===== DATA TO EXAMINE

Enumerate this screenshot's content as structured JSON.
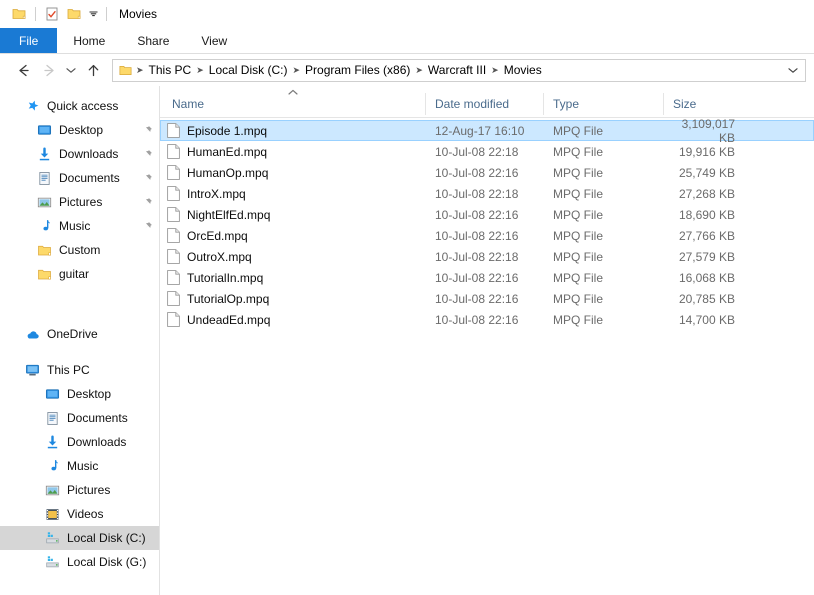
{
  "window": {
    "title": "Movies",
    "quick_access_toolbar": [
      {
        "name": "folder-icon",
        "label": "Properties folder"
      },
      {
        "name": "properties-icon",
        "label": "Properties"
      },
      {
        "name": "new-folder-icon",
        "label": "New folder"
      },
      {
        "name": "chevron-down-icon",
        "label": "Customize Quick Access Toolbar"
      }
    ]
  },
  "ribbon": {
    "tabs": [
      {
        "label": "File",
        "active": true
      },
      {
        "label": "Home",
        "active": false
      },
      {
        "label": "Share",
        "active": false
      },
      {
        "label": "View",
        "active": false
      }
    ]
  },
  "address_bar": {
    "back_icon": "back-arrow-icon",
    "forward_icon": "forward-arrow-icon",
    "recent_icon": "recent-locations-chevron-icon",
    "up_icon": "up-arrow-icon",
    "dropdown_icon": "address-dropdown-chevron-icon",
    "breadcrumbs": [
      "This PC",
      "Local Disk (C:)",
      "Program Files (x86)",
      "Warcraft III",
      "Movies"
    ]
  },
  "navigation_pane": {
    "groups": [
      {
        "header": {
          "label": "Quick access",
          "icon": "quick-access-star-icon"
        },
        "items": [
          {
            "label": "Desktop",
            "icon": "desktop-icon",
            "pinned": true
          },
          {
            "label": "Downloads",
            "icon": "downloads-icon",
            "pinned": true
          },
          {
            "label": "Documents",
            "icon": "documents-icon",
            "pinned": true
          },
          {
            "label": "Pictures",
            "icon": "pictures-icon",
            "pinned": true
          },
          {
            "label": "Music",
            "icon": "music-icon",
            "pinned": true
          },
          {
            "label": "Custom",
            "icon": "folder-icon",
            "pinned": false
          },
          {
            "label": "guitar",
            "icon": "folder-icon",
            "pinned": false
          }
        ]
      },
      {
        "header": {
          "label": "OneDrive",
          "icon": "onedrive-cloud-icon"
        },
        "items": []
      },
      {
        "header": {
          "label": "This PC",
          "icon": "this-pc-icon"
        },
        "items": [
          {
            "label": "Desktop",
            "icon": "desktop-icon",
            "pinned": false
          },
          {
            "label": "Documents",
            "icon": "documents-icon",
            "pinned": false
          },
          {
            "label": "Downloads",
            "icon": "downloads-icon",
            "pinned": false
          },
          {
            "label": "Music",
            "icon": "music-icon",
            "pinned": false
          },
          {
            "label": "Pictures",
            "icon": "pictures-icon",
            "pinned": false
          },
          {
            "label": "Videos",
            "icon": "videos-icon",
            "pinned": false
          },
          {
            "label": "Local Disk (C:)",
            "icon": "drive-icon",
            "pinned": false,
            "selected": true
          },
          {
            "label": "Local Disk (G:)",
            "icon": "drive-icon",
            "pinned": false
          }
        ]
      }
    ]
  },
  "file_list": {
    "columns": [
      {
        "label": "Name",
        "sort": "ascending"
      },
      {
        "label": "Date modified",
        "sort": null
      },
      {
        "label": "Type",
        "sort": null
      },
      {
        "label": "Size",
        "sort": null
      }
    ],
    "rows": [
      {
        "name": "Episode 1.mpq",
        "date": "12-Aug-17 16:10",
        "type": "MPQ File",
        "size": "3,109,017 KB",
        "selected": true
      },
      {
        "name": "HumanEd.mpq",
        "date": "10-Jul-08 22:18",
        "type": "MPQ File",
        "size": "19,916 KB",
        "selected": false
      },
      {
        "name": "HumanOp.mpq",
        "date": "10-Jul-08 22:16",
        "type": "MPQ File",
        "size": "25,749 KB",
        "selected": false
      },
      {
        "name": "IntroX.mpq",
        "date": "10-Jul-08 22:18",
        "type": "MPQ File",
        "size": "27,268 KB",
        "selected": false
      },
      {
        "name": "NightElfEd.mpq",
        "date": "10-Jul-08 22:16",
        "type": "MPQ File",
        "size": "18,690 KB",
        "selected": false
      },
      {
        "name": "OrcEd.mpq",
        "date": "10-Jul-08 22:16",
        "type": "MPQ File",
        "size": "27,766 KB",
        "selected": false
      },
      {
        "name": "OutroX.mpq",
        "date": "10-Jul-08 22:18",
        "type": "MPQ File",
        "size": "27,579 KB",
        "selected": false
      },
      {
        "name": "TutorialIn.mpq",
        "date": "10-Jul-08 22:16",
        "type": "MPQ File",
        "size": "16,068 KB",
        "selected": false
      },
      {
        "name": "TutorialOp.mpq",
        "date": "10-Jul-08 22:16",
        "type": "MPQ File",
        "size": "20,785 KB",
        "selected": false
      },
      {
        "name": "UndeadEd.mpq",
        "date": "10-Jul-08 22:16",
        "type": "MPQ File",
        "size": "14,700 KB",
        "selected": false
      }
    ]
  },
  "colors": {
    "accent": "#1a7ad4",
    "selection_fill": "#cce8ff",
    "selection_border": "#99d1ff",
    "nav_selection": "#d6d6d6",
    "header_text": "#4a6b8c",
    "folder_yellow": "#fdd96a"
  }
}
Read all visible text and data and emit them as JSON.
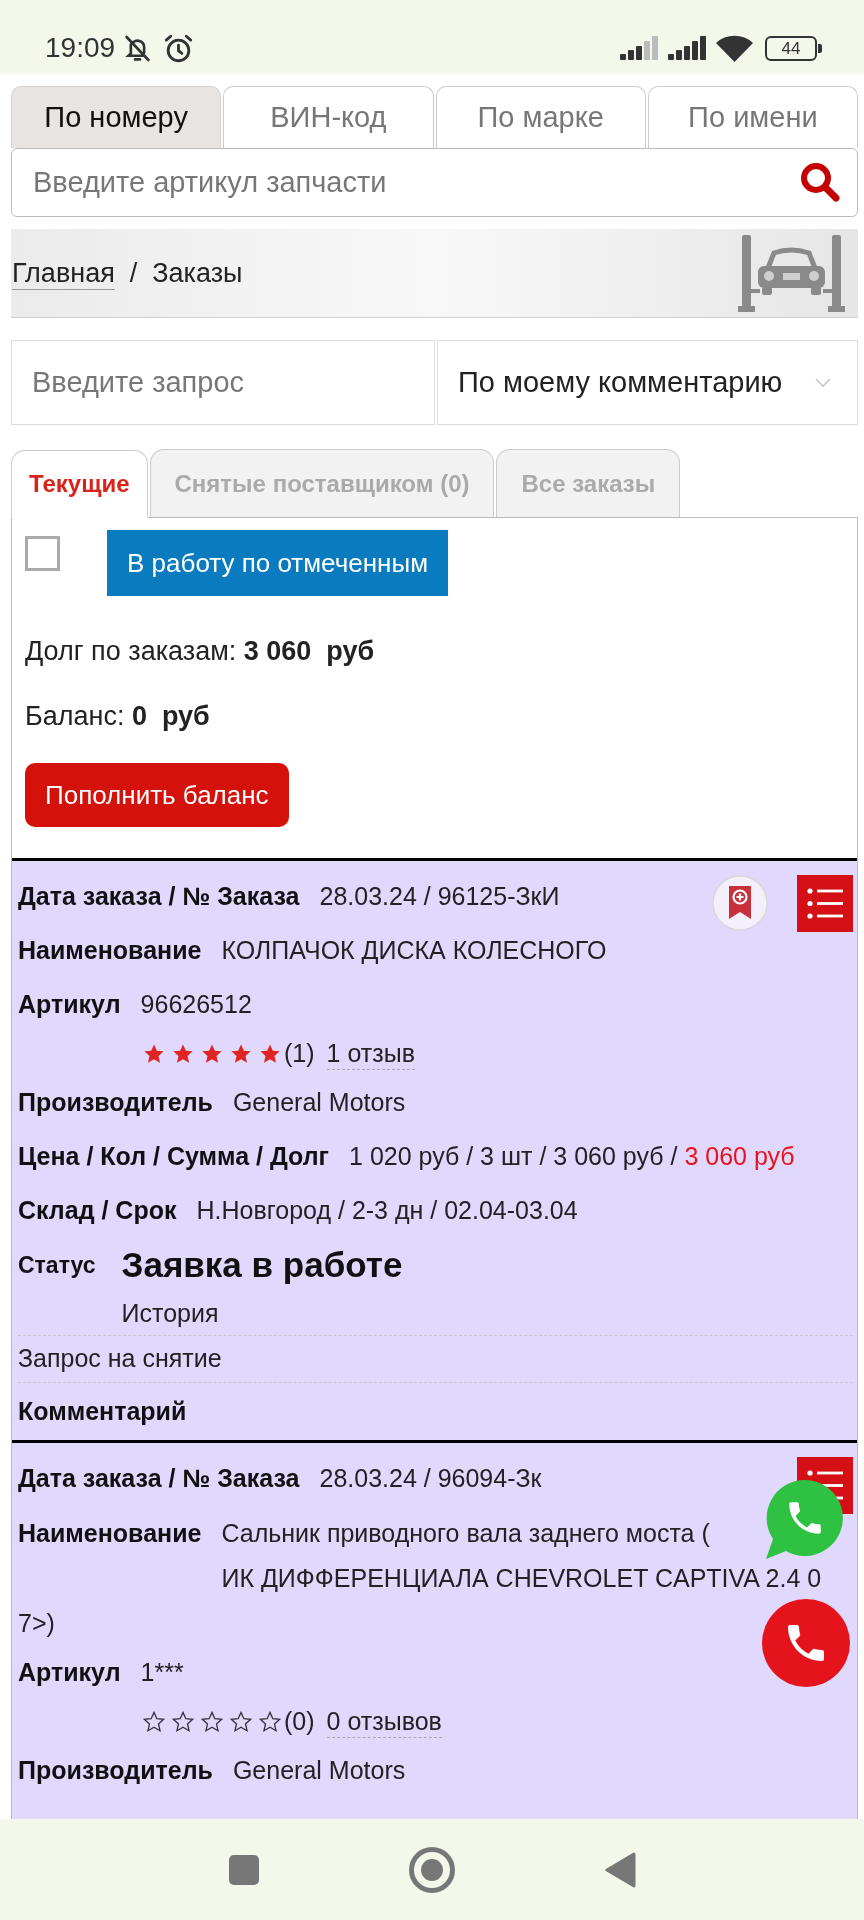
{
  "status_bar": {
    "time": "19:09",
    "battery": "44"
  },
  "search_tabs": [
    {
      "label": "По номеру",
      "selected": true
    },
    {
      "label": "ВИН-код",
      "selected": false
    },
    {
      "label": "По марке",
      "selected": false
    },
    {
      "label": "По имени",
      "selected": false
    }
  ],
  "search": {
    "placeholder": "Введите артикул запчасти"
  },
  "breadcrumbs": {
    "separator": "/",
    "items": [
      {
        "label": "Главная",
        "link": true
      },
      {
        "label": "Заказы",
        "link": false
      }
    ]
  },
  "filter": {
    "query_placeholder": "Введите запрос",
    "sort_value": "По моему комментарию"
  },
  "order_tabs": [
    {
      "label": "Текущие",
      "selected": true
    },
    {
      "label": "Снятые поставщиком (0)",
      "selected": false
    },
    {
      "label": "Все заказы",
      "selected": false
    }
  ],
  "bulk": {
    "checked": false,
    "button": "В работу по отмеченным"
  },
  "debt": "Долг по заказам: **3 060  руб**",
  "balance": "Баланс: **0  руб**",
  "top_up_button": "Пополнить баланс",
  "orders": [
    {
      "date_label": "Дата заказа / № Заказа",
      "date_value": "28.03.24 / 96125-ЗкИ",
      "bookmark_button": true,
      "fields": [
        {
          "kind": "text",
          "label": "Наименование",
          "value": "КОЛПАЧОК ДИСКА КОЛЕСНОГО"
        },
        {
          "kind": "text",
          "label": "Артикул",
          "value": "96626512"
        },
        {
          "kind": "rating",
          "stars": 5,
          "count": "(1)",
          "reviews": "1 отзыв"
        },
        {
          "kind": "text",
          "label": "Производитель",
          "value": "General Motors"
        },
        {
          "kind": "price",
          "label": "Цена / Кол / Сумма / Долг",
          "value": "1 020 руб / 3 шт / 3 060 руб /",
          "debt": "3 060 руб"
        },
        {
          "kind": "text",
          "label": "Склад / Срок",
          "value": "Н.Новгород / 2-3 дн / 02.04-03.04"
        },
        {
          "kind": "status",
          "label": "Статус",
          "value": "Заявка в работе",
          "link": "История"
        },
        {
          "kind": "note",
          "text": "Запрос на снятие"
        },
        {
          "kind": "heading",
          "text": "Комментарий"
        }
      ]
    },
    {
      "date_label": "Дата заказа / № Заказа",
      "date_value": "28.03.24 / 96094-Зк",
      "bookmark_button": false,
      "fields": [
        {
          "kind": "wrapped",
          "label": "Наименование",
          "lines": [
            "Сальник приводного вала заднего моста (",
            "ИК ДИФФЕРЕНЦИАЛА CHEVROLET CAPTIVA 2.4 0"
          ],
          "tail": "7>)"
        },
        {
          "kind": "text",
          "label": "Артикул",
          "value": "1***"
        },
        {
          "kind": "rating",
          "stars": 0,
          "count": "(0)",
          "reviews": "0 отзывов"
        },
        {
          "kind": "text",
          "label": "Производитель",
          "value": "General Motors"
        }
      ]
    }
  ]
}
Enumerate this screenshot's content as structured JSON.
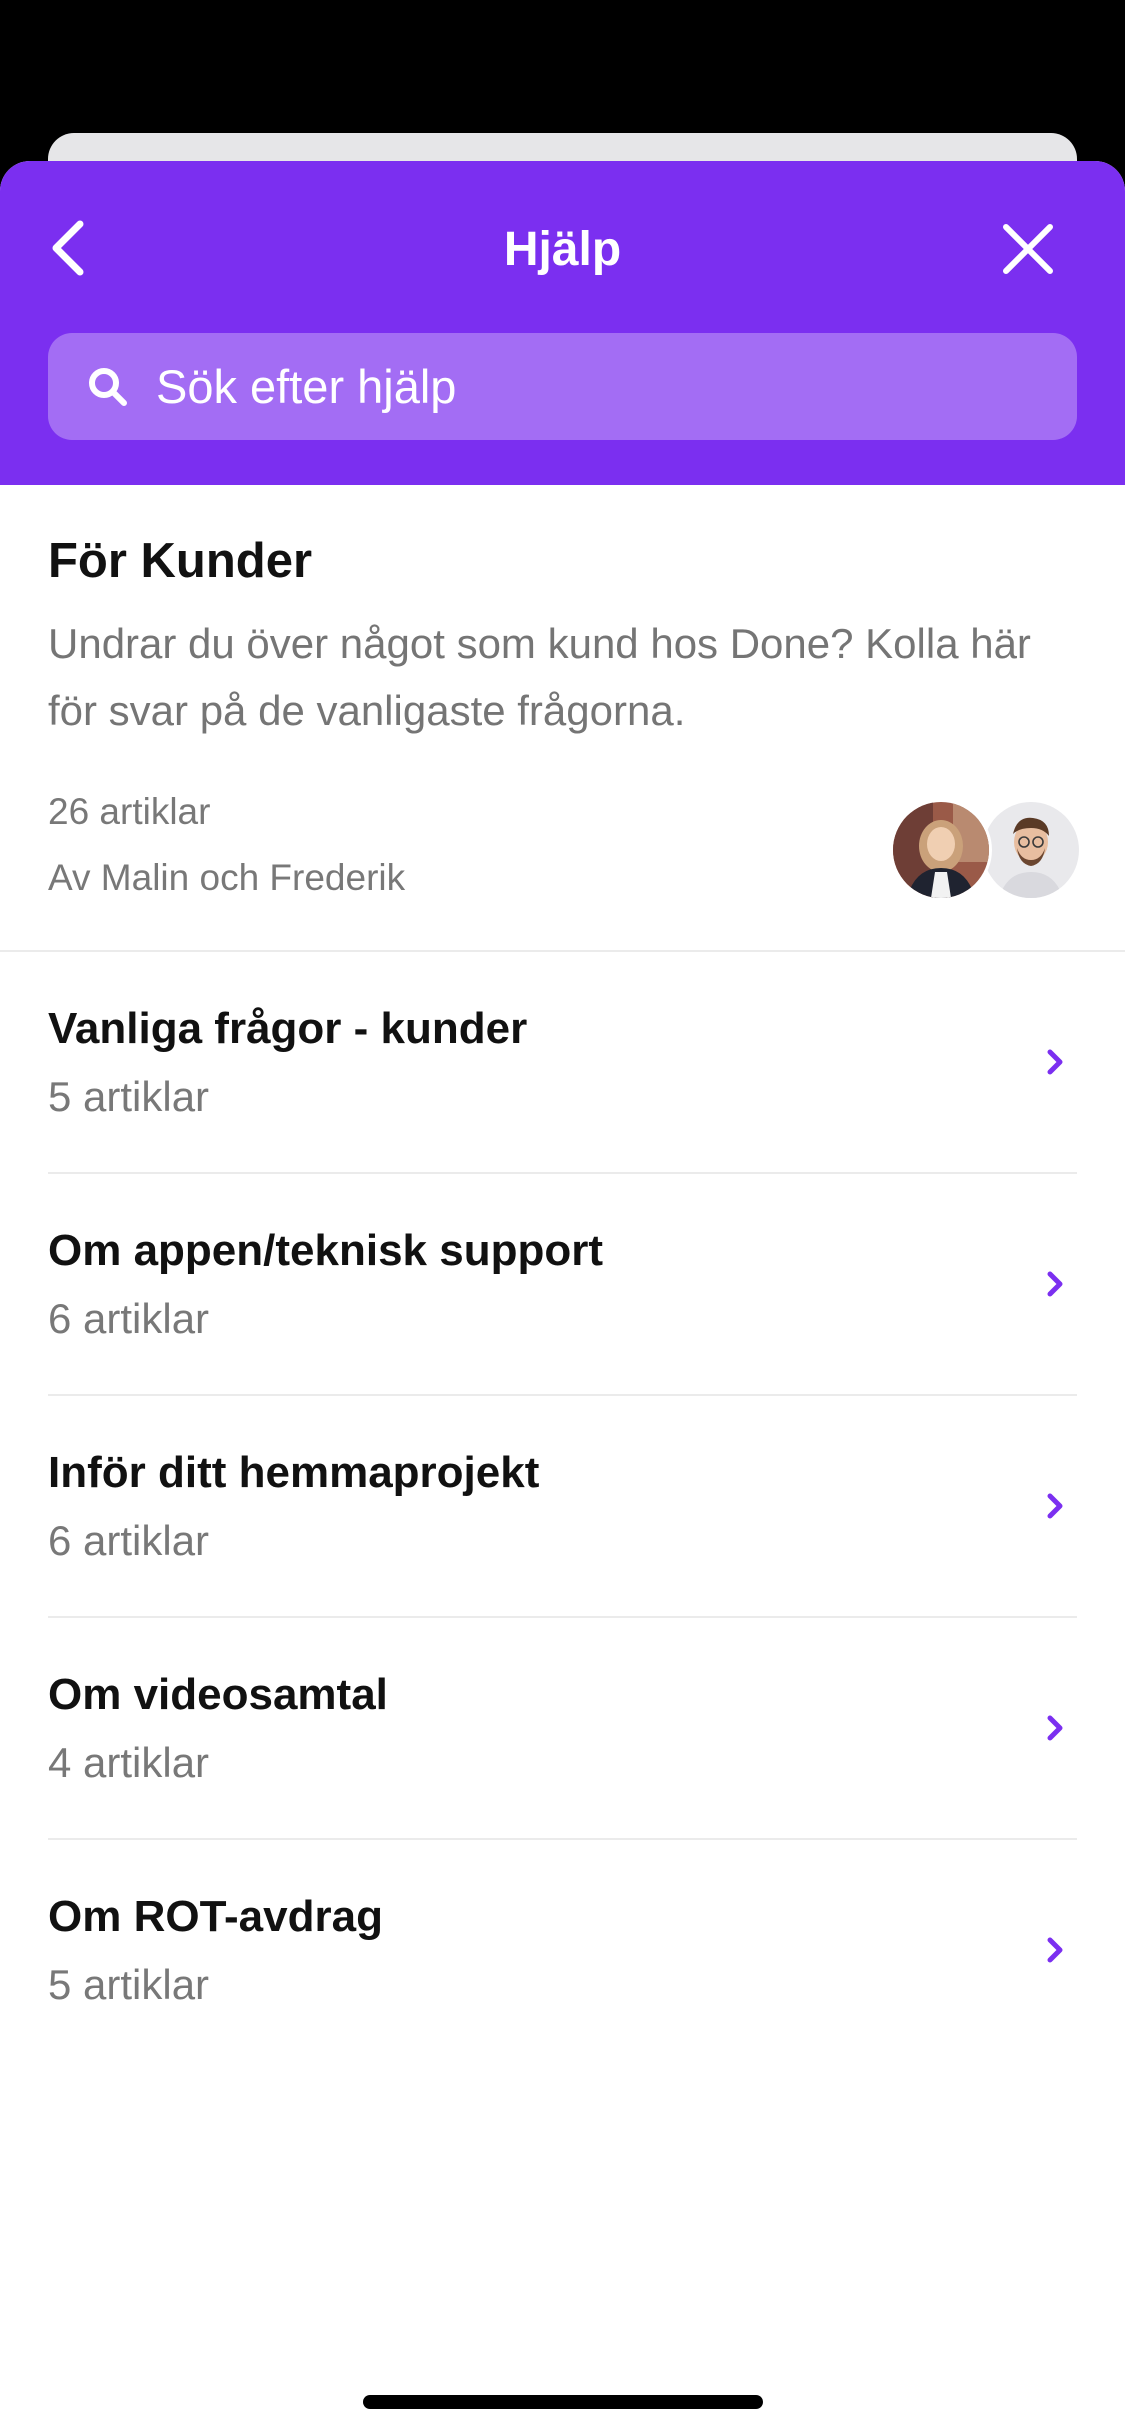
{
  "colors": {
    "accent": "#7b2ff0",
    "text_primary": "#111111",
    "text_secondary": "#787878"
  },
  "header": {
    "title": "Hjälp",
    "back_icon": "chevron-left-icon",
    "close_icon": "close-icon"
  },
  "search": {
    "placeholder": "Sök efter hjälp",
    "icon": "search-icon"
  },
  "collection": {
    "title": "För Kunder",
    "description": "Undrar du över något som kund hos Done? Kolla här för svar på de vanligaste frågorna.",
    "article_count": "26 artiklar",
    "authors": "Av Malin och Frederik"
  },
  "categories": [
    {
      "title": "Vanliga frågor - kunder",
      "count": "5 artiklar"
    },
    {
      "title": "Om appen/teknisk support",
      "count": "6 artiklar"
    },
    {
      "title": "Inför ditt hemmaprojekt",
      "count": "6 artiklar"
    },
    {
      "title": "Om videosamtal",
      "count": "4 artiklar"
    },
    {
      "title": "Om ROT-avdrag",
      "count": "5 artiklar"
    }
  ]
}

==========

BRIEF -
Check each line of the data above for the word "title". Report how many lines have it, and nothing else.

SOLUTION FOR THIS EXERCISE -
8